As a matter of fact, most deputies do not agree that the death penalty is the best solution. "The anti-corruption campaign has entered a new stage, that is, while punishing corrupt officials, we are making more efforts to eliminate the root cause of corruption," Cao Qingze said.
"I appreciate the concept of `governing the country through moral approach'," said Ding Jiemin, mayor of Taizhou City in the economically prosperous province of Jiangsu. "It is a better remedy to eliminate social cancer."
The concept was put forward by President Jiang Zemin early this year and parallels to the popular principle of "governing the country according to law."
If the whole nation can abide strictly by moral standards, malicious activities will be significantly decreased, said Ding. He added that good morale should be developed in a wealthy society where most people have sound educational background.

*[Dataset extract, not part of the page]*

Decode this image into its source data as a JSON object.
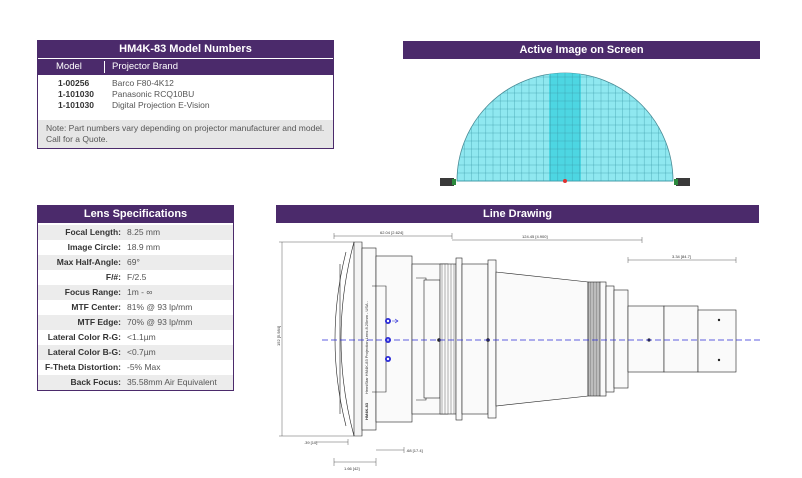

Therefore, the development of the economy would ultimately benefit the campaign. "To curb corruption, a country should build a mature market economy and bring it fully under the protection of law," he added.
Shi Liwen, an NPC deputy and president of China's number one construction conglomerate based in Shanghai, felt proud that few corruption scandals have reported in the city, saying that Shanghaiers' law awareness and the city's improved supervision system have contributed a lot.
"In the city, from officials to citizens, people have been more accustomed to doing things according to laws and norms," he said. "There is no need to trade principles by venturing upon life and freedom."
Reports say that Shanghai, China's most fashionable city in reform and opening up, is ready to internationalize itself and create a modern system under which the government's function is to provide services to companies and citizens, and bureaucratism and authoritarianism, the hot bed of corruption, will be buried.
So, who will be the next target? Maybe, neither to Shanghaiers, nor to the entire nation, it will be a hot topic several years later.